Information given
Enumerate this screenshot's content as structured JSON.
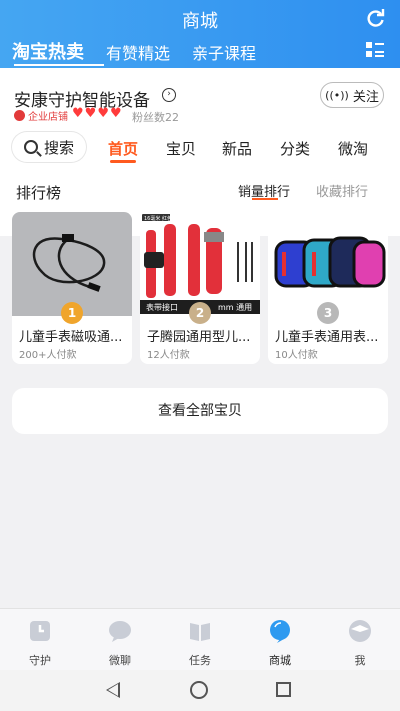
{
  "header": {
    "title": "商城",
    "tabs": [
      "淘宝热卖",
      "有赞精选",
      "亲子课程"
    ],
    "active_tab": "淘宝热卖"
  },
  "shop": {
    "name": "安康守护智能设备",
    "enterprise_label": "企业店铺",
    "hearts": 4,
    "fans": "粉丝数22",
    "follow_label": "关注",
    "search_label": "搜索",
    "tabs": [
      "首页",
      "宝贝",
      "新品",
      "分类",
      "微淘"
    ],
    "active_tab": "首页"
  },
  "ranking": {
    "title": "排行榜",
    "sort_sales": "销量排行",
    "sort_fav": "收藏排行",
    "items": [
      {
        "rank": "1",
        "name": "儿童手表磁吸通...",
        "sold": "200+人付款",
        "badge_color": "#f0a52c"
      },
      {
        "rank": "2",
        "name": "子腾园通用型儿...",
        "sold": "12人付款",
        "badge_color": "#c9b08a"
      },
      {
        "rank": "3",
        "name": "儿童手表通用表...",
        "sold": "10人付款",
        "badge_color": "#b8b8b8"
      }
    ],
    "img2_caption": "表带接口",
    "img2_caption2": "mm 通用",
    "img2_tag": "16毫米 红色"
  },
  "view_all_label": "查看全部宝贝",
  "bottom_nav": [
    "守护",
    "微聊",
    "任务",
    "商城",
    "我"
  ],
  "active_nav": "商城",
  "colors": {
    "accent": "#ff5a1f",
    "header": "#2e8ff0"
  }
}
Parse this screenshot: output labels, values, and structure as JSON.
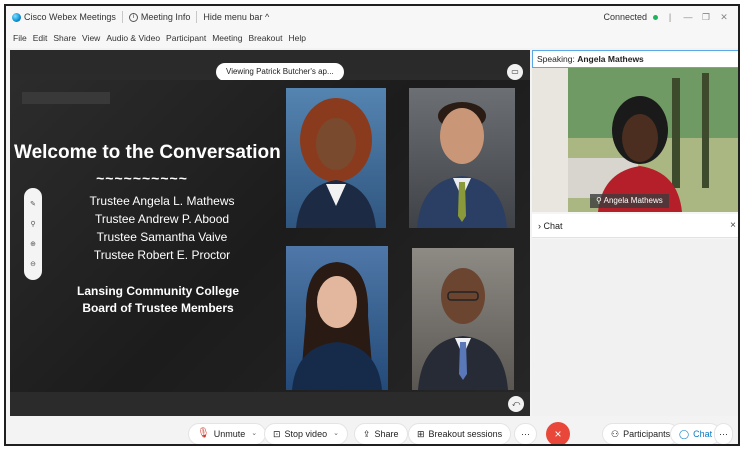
{
  "titlebar": {
    "app_name": "Cisco Webex Meetings",
    "meeting_info": "Meeting Info",
    "hide_menu": "Hide menu bar ^",
    "status": "Connected"
  },
  "menu": [
    "File",
    "Edit",
    "Share",
    "View",
    "Audio & Video",
    "Participant",
    "Meeting",
    "Breakout",
    "Help"
  ],
  "share": {
    "viewing_label": "Viewing Patrick Butcher's ap...",
    "slide": {
      "title": "Welcome to the Conversation",
      "divider": "~~~~~~~~~~",
      "trustees": [
        "Trustee Angela L. Mathews",
        "Trustee Andrew P. Abood",
        "Trustee Samantha Vaive",
        "Trustee Robert E. Proctor"
      ],
      "college_line1": "Lansing Community College",
      "college_line2": "Board of Trustee Members"
    }
  },
  "speaker": {
    "label": "Speaking:",
    "name": "Angela Mathews",
    "video_name_tag": "Angela Mathews"
  },
  "chat_panel": {
    "title": "Chat",
    "close": "×"
  },
  "controls": {
    "unmute": "Unmute",
    "stop_video": "Stop video",
    "share": "Share",
    "breakout": "Breakout sessions",
    "more": "···",
    "end": "×",
    "participants": "Participants",
    "chat": "Chat",
    "more_right": "···"
  },
  "colors": {
    "end_call": "#e8473a",
    "connected": "#20b25c",
    "accent": "#0a7cc4"
  }
}
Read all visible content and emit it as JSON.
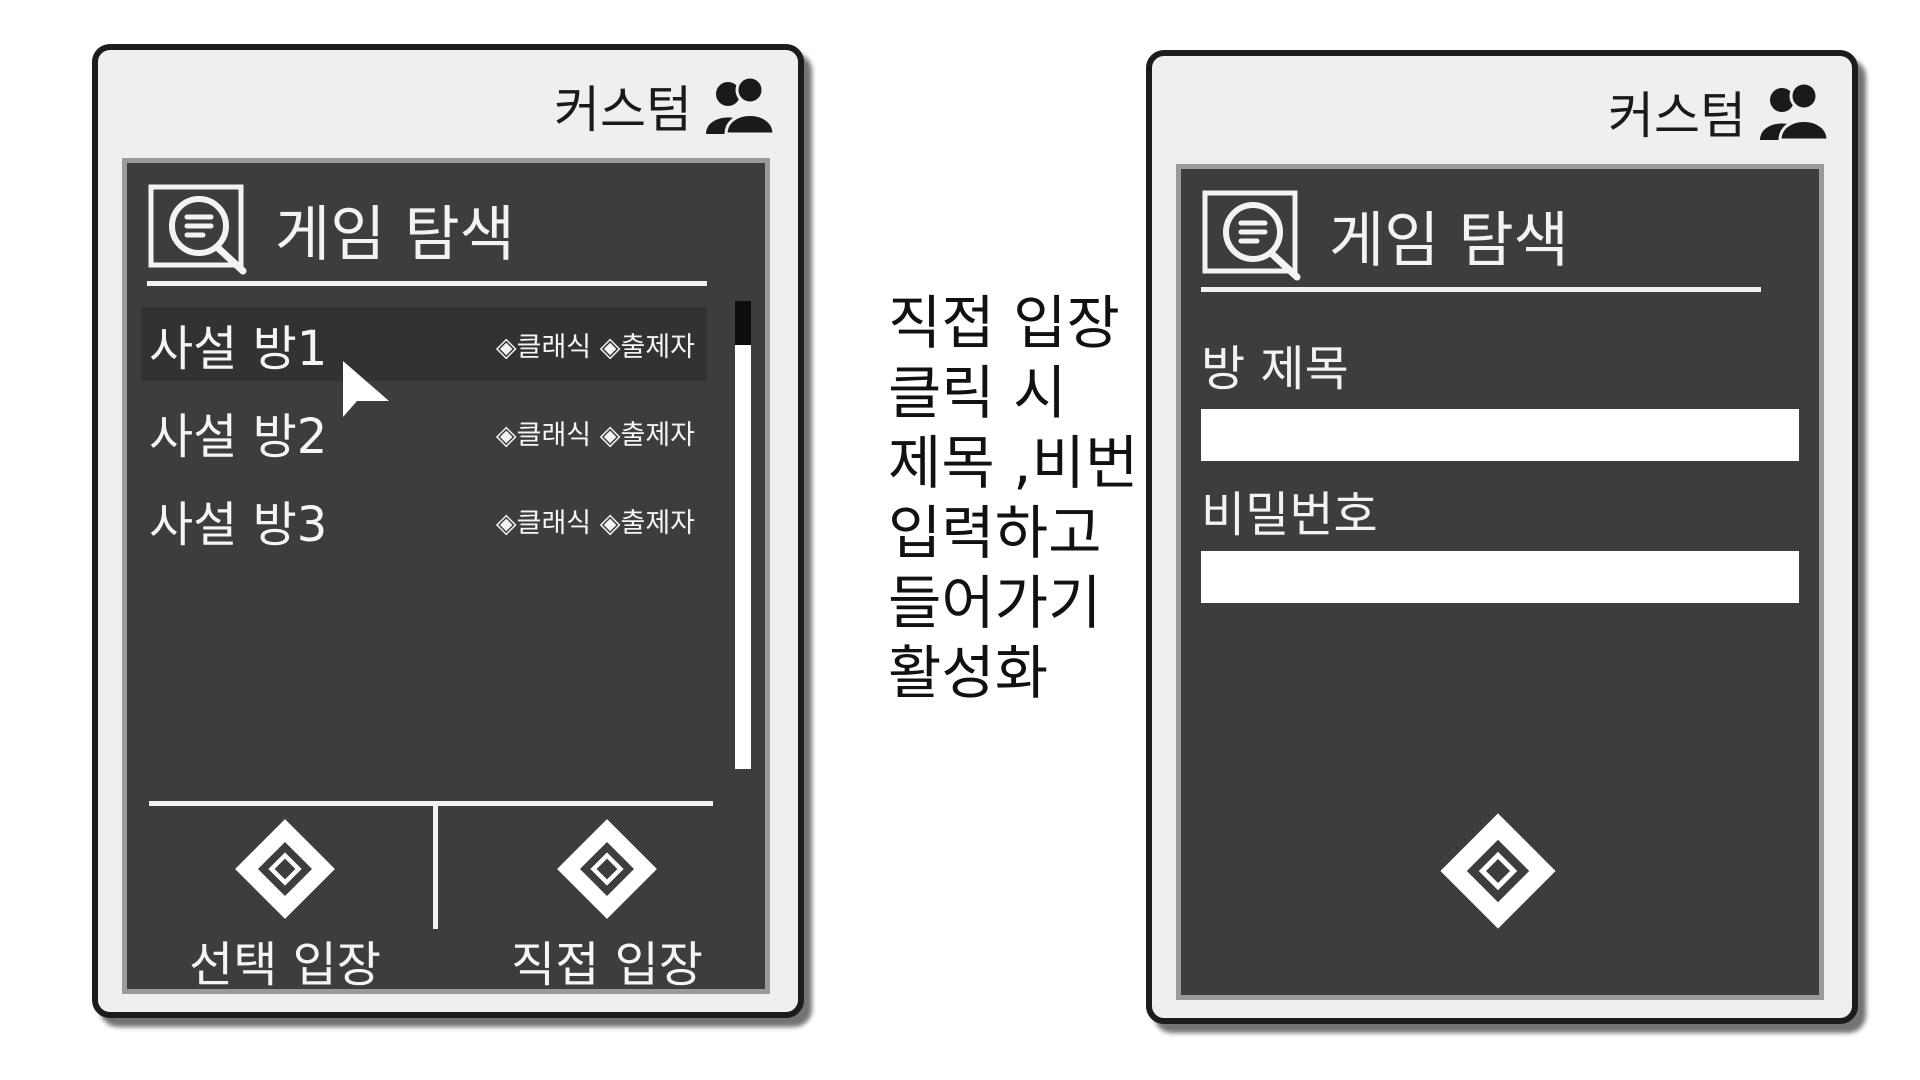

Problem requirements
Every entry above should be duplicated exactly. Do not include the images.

Solution below
Enumerate this screenshot's content as structured JSON.
{
  "header": {
    "title": "商城",
    "tabs": [
      "淘宝热卖",
      "有赞精选",
      "亲子课程"
    ],
    "active_tab": "淘宝热卖"
  },
  "shop": {
    "name": "安康守护智能设备",
    "enterprise_label": "企业店铺",
    "hearts": 4,
    "fans": "粉丝数22",
    "follow_label": "关注",
    "search_label": "搜索",
    "tabs": [
      "首页",
      "宝贝",
      "新品",
      "分类",
      "微淘"
    ],
    "active_tab": "首页"
  },
  "ranking": {
    "title": "排行榜",
    "sort_sales": "销量排行",
    "sort_fav": "收藏排行",
    "items": [
      {
        "rank": "1",
        "name": "儿童手表磁吸通...",
        "sold": "200+人付款",
        "badge_color": "#f0a52c"
      },
      {
        "rank": "2",
        "name": "子腾园通用型儿...",
        "sold": "12人付款",
        "badge_color": "#c9b08a"
      },
      {
        "rank": "3",
        "name": "儿童手表通用表...",
        "sold": "10人付款",
        "badge_color": "#b8b8b8"
      }
    ],
    "img2_caption": "表带接口",
    "img2_caption2": "mm 通用",
    "img2_tag": "16毫米 红色"
  },
  "view_all_label": "查看全部宝贝",
  "bottom_nav": [
    "守护",
    "微聊",
    "任务",
    "商城",
    "我"
  ],
  "active_nav": "商城",
  "colors": {
    "accent": "#ff5a1f",
    "header": "#2e8ff0"
  }
}
Parse this screenshot: output labels, values, and structure as JSON.
{
  "titlebar": {
    "app_name": "Cisco Webex Meetings",
    "meeting_info": "Meeting Info",
    "hide_menu": "Hide menu bar ^",
    "status": "Connected"
  },
  "menu": [
    "File",
    "Edit",
    "Share",
    "View",
    "Audio & Video",
    "Participant",
    "Meeting",
    "Breakout",
    "Help"
  ],
  "share": {
    "viewing_label": "Viewing Patrick Butcher's ap...",
    "slide": {
      "title": "Welcome to the Conversation",
      "divider": "~~~~~~~~~~",
      "trustees": [
        "Trustee Angela L. Mathews",
        "Trustee Andrew P. Abood",
        "Trustee Samantha Vaive",
        "Trustee Robert E. Proctor"
      ],
      "college_line1": "Lansing Community College",
      "college_line2": "Board of Trustee Members"
    }
  },
  "speaker": {
    "label": "Speaking:",
    "name": "Angela Mathews",
    "video_name_tag": "Angela Mathews"
  },
  "chat_panel": {
    "title": "Chat",
    "close": "×"
  },
  "controls": {
    "unmute": "Unmute",
    "stop_video": "Stop video",
    "share": "Share",
    "breakout": "Breakout sessions",
    "more": "···",
    "end": "×",
    "participants": "Participants",
    "chat": "Chat",
    "more_right": "···"
  },
  "colors": {
    "end_call": "#e8473a",
    "connected": "#20b25c",
    "accent": "#0a7cc4"
  }
}
Read all visible content and emit it as JSON.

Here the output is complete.